(WHAT TO DO):
Scan the entries below for the word "true", then copy each line that holds it.

(INPUT MATERIAL):

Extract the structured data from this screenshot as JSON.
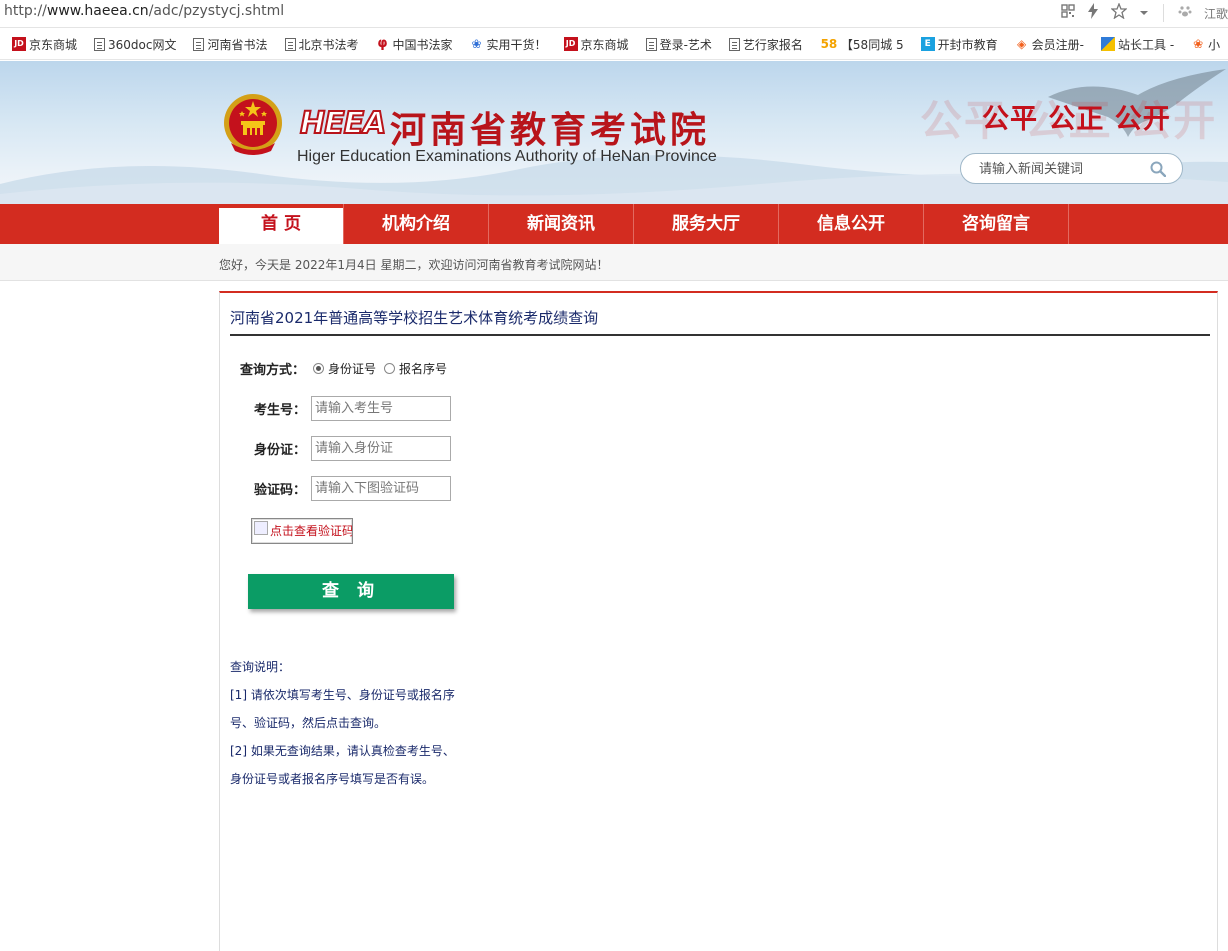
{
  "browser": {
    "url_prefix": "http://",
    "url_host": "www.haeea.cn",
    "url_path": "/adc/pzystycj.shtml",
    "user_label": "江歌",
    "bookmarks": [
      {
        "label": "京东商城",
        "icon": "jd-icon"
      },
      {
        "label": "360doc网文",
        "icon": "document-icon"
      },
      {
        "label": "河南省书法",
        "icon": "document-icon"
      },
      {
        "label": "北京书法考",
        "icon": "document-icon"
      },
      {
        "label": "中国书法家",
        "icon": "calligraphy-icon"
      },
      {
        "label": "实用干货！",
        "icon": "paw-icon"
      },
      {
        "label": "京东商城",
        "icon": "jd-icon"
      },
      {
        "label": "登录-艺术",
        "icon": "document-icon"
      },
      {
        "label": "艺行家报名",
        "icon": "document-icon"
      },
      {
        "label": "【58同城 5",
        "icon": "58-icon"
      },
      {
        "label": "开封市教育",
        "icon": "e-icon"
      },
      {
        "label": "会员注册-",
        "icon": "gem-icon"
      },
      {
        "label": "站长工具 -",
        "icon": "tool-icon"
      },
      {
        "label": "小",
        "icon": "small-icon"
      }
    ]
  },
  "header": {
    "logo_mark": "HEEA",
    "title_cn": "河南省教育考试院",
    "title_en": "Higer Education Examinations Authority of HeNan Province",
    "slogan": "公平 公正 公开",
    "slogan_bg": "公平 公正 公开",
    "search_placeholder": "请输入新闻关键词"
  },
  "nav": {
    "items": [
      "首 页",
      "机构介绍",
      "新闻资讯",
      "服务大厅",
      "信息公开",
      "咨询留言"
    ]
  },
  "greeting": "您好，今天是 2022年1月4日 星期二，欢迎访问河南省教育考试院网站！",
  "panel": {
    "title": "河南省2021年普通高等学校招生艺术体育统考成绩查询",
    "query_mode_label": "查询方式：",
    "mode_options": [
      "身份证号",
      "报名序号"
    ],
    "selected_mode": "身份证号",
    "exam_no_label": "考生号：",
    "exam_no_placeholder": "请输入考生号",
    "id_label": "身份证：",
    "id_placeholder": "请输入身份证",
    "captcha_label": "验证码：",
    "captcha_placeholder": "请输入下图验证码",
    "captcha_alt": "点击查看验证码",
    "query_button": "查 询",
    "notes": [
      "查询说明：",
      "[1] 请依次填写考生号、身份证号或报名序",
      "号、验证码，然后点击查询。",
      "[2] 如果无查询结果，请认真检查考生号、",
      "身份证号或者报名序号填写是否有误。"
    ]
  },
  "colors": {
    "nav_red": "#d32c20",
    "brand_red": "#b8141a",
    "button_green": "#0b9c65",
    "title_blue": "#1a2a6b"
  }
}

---

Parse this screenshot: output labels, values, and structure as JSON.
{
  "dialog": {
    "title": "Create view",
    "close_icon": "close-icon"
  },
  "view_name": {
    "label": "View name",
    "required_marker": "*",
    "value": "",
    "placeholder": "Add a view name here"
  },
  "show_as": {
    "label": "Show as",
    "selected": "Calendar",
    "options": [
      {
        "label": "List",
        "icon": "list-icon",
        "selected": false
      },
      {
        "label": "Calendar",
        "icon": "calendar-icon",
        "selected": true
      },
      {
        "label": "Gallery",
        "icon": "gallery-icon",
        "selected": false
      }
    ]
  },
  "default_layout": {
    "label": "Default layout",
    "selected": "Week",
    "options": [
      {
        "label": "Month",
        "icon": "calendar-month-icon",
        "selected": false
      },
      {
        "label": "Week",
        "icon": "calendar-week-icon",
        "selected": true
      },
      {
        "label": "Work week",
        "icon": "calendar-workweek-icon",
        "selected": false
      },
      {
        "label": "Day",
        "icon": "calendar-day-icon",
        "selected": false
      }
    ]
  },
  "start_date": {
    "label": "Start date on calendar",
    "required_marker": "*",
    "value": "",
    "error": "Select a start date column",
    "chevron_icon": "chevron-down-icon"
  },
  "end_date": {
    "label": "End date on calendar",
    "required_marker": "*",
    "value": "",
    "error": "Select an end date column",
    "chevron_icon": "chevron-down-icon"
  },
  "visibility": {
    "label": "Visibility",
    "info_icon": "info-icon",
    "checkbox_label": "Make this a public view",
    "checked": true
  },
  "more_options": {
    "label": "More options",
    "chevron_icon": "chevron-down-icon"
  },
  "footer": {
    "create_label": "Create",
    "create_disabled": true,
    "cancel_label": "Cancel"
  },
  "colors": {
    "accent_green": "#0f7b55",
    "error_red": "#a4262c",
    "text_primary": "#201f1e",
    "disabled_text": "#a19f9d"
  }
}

(REPLY TO THE TASK):
        "selected": true
        "selected": true
    "checked": true
    "create_disabled": true,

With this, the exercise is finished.